25. Because the viability of an ‘internal protection alternative’ can only be assessed with full knowledge of the risks in other regions of the state of origin (see paras. 15–16), internal protection analysis should never be included as a criterion for denial of refugee status under an accelerated or manifestly unfounded claims procedure. 26. To ensure that assessment of the viability of an ‘internal protection alternative’ meets the standards set by international refugee law, it is important that the putative asylum state clearly discloses to the asylum-seeker that internal protection is under consideration, as well as the information upon which it relies to advance this contention. The decision-maker must in all cases act fairly, and in particular ensure that no information regarding the availability of an ‘internal protection alternative’ is considered unless the asylum-seeker has an opportunity to respond to that information, and to present other relevant information to the decision-maker.
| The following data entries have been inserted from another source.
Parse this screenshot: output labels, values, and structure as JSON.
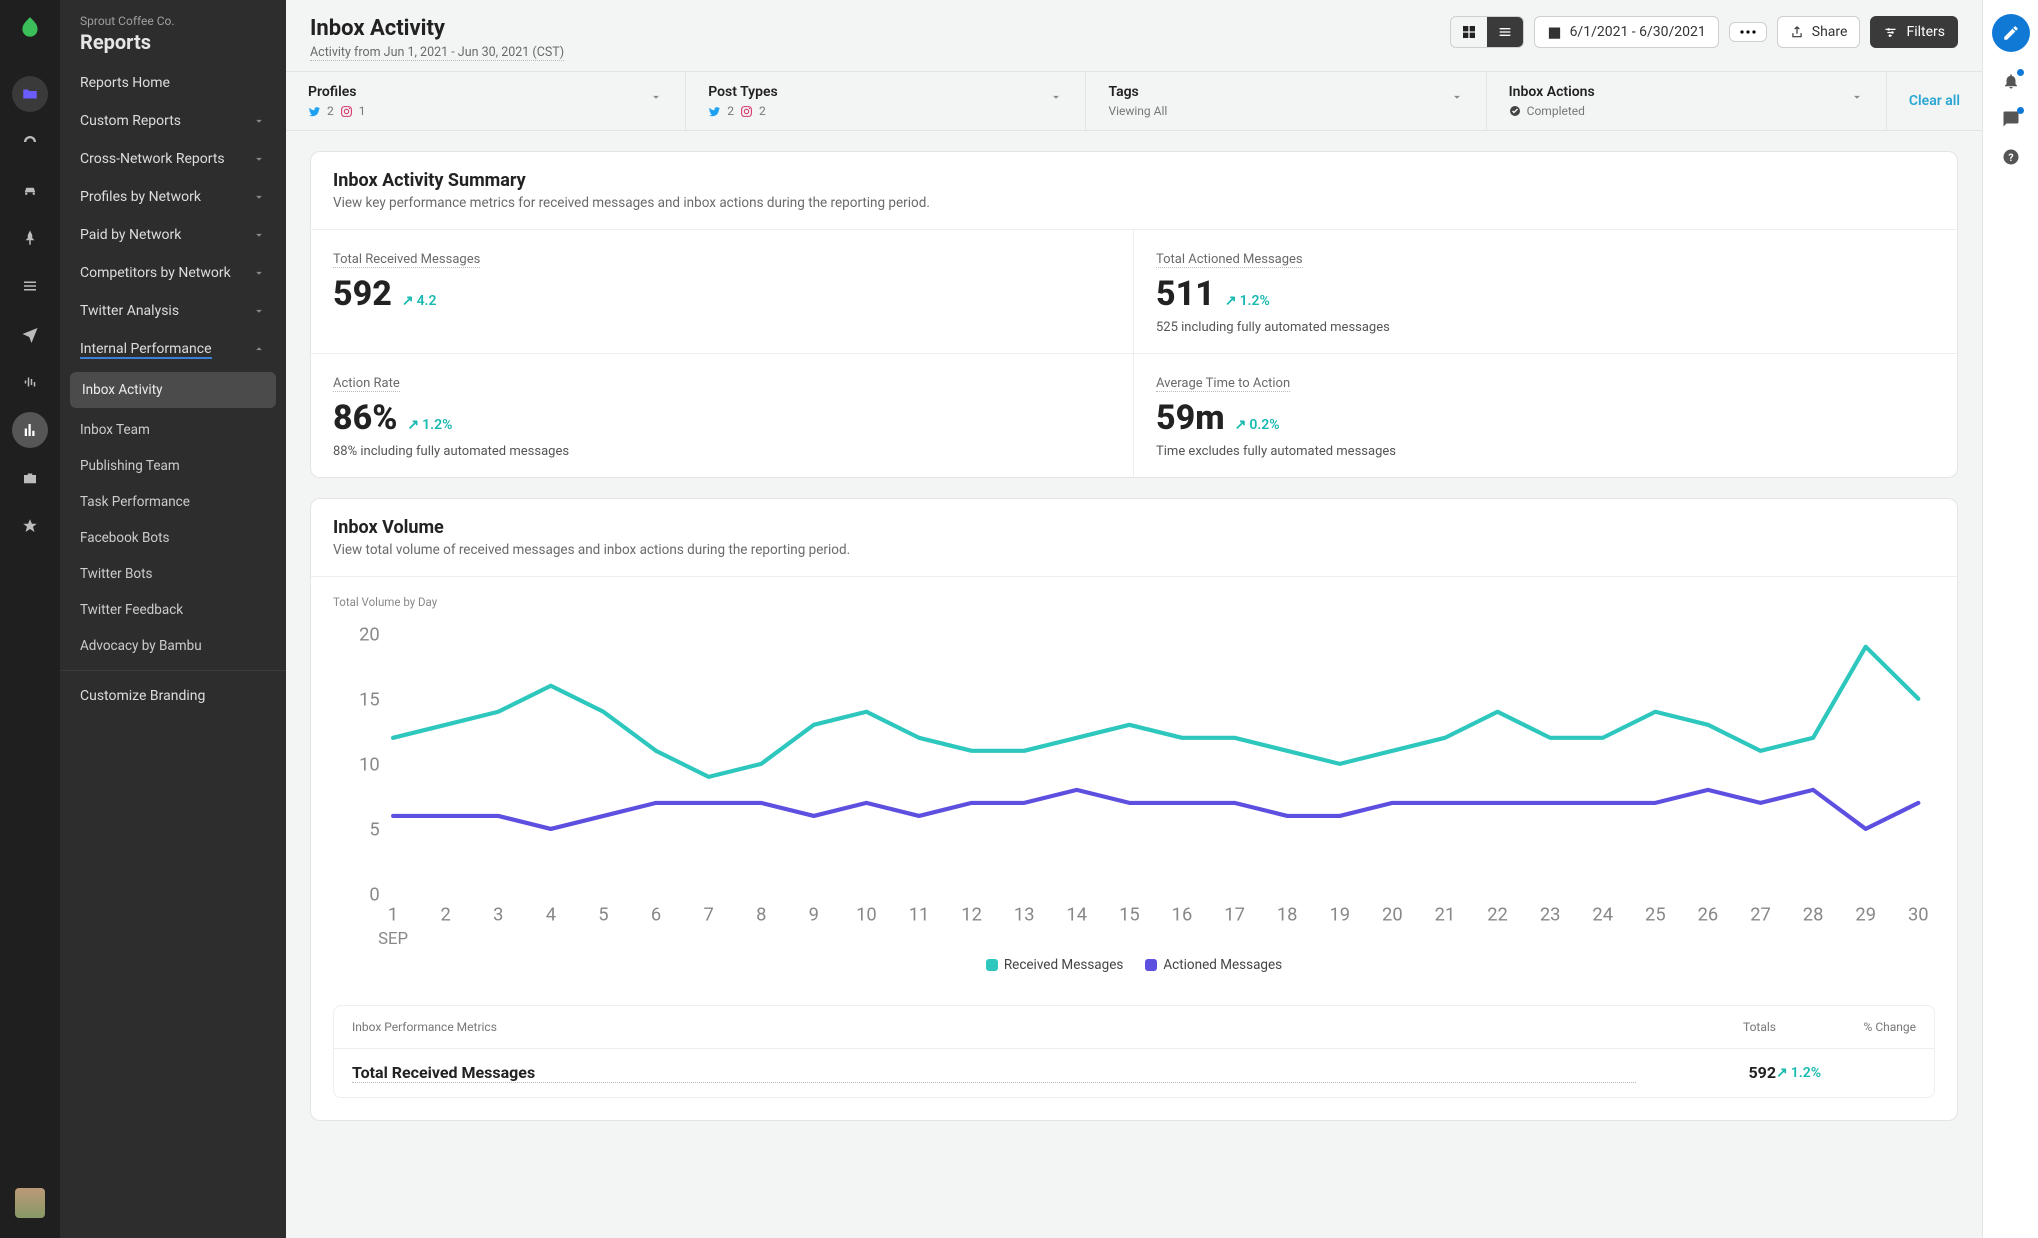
{
  "company": "Sprout Coffee Co.",
  "section": "Reports",
  "page": {
    "title": "Inbox Activity",
    "sub": "Activity from Jun 1, 2021 - Jun 30, 2021 (CST)"
  },
  "toolbar": {
    "date_range": "6/1/2021 - 6/30/2021",
    "share": "Share",
    "filters": "Filters"
  },
  "sidebar": {
    "home": "Reports Home",
    "groups": [
      {
        "label": "Custom Reports"
      },
      {
        "label": "Cross-Network Reports"
      },
      {
        "label": "Profiles by Network"
      },
      {
        "label": "Paid by Network"
      },
      {
        "label": "Competitors by Network"
      },
      {
        "label": "Twitter Analysis"
      },
      {
        "label": "Internal Performance"
      }
    ],
    "subs": [
      "Inbox Activity",
      "Inbox Team",
      "Publishing Team",
      "Task Performance",
      "Facebook Bots",
      "Twitter Bots",
      "Twitter Feedback",
      "Advocacy by Bambu"
    ],
    "customize": "Customize Branding"
  },
  "filters": {
    "profiles": {
      "label": "Profiles",
      "tw": "2",
      "ig": "1"
    },
    "post_types": {
      "label": "Post Types",
      "tw": "2",
      "ig": "2"
    },
    "tags": {
      "label": "Tags",
      "meta": "Viewing All"
    },
    "actions": {
      "label": "Inbox Actions",
      "meta": "Completed"
    },
    "clear": "Clear all"
  },
  "summary": {
    "title": "Inbox Activity Summary",
    "desc": "View key performance metrics for received messages and inbox actions during the reporting period.",
    "m": [
      {
        "label": "Total Received Messages",
        "value": "592",
        "delta": "4.2",
        "note": ""
      },
      {
        "label": "Total Actioned Messages",
        "value": "511",
        "delta": "1.2%",
        "note": "525 including fully automated messages"
      },
      {
        "label": "Action Rate",
        "value": "86%",
        "delta": "1.2%",
        "note": "88% including fully automated messages"
      },
      {
        "label": "Average Time to Action",
        "value": "59m",
        "delta": "0.2%",
        "note": "Time excludes fully automated messages"
      }
    ]
  },
  "volume": {
    "title": "Inbox Volume",
    "desc": "View total volume of received messages and inbox actions during the reporting period.",
    "caption": "Total Volume by Day",
    "legend": {
      "rx": "Received Messages",
      "ax": "Actioned Messages"
    }
  },
  "table": {
    "title": "Inbox Performance Metrics",
    "cols": {
      "totals": "Totals",
      "change": "% Change"
    },
    "rows": [
      {
        "label": "Total Received Messages",
        "total": "592",
        "change": "1.2%"
      }
    ]
  },
  "colors": {
    "teal": "#2dc7bd",
    "purple": "#5d4fe0"
  },
  "chart_data": {
    "type": "line",
    "x": [
      1,
      2,
      3,
      4,
      5,
      6,
      7,
      8,
      9,
      10,
      11,
      12,
      13,
      14,
      15,
      16,
      17,
      18,
      19,
      20,
      21,
      22,
      23,
      24,
      25,
      26,
      27,
      28,
      29,
      30
    ],
    "series": [
      {
        "name": "Received Messages",
        "values": [
          12,
          13,
          14,
          16,
          14,
          11,
          9,
          10,
          13,
          14,
          12,
          11,
          11,
          12,
          13,
          12,
          12,
          11,
          10,
          11,
          12,
          14,
          12,
          12,
          14,
          13,
          11,
          12,
          19,
          15
        ]
      },
      {
        "name": "Actioned Messages",
        "values": [
          6,
          6,
          6,
          5,
          6,
          7,
          7,
          7,
          6,
          7,
          6,
          7,
          7,
          8,
          7,
          7,
          7,
          6,
          6,
          7,
          7,
          7,
          7,
          7,
          7,
          8,
          7,
          8,
          5,
          7
        ]
      }
    ],
    "xlabel": "SEP",
    "ylabel": "",
    "ylim": [
      0,
      20
    ],
    "yticks": [
      0,
      5,
      10,
      15,
      20
    ]
  }
}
These Guidelines reflect the consensus of all the participants at the First Colloquium on Challenges in International Refugees Law, held at Ann Arbor, Michigan, USA, on April 9–11, 1999.